AB - In this study we investigate purchase behavior for virtual goods in three free-to-play game environments. In the modern free games, publishers sell virtual goods in order to generate revenue. However, game publishers face dire negative attitudes toward the business model as it can entice publishers to degrade the enjoyment of the game in order to sell more virtual goods that address the artificial gaps in the game. This study focuses on this looming question in the game industry whether people buy virtual goods because they enjoy the game and want to keep on playing it or rather because their attitudes toward virtual goods are favorable and they believe it is also accepted in the peer-group. Player responses (N = 2791) were gathered from three different game types: social virtual world (Habbo) (n = 2156), first-person shooters (n = 398), and social networking games (Facebook games) (n = 237). The results support both main hypotheses (1) enjoyment of the game reduces the willingness to buy virtual goods while at the same time it increases the willingness to play more of the game. Continued use, however, does positively predict purchase intentions for virtual goods. (2) Attitude toward virtual goods and the beliefs about peers' attitudes strongly increase the willingness to purchase virtual goods. Beyond these interesting results the paper points to several further lines of inquiry.

KW - Business model

KW - Free-to-play

KW - Freemium

KW - Online game

KW - Virtual goods

UR - http://www.scopus.com/inward/record.url?scp=84923217941&partnerID=8YFLogxK

U2 - 10.1016/j.ijinfomgt.2015.01.007

DO - 10.1016/j.ijinfomgt.2015.01.007

M3 - Article

VL - 35

SP - 299

EP - 308

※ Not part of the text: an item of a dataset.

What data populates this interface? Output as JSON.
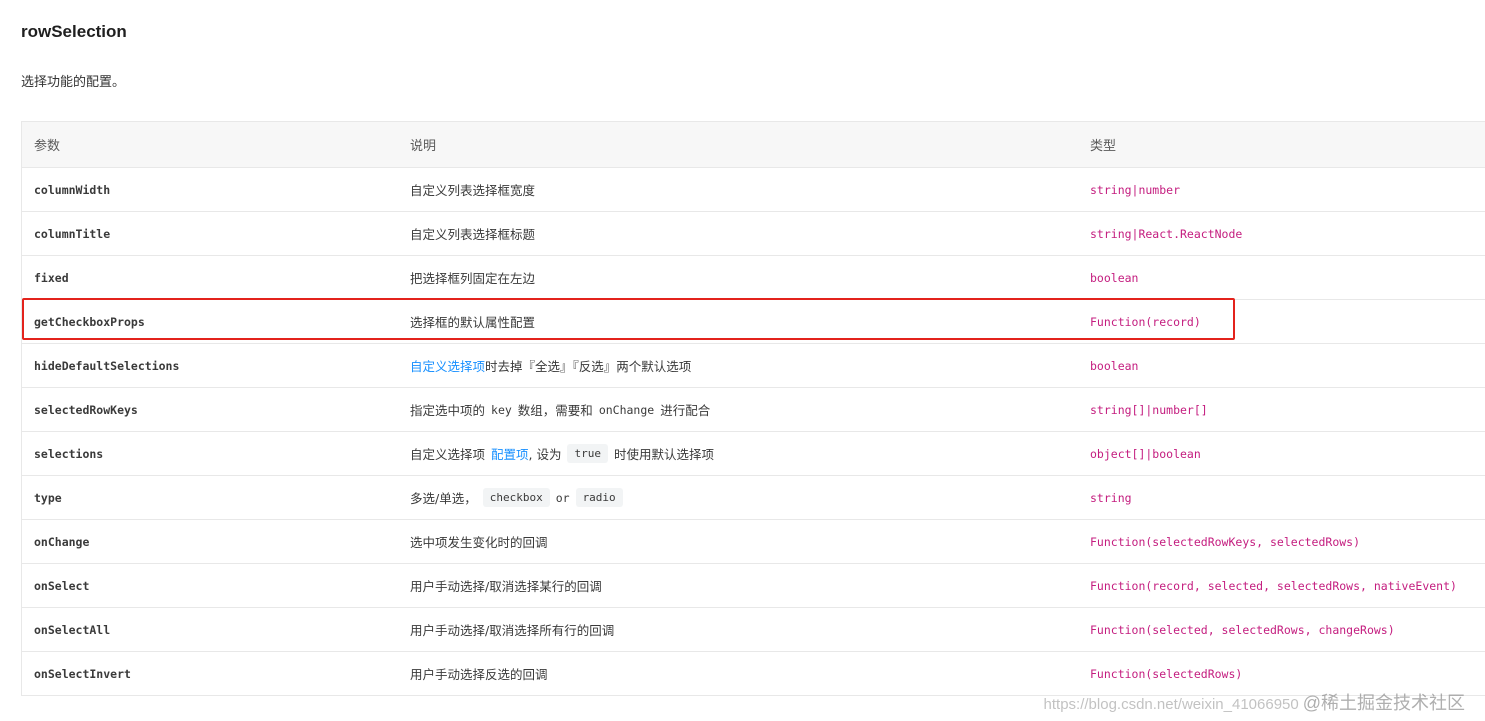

JO - International Journal of Information Management

JF - International Journal of Information Management

SN - 0268-4012

IS - 3

ER -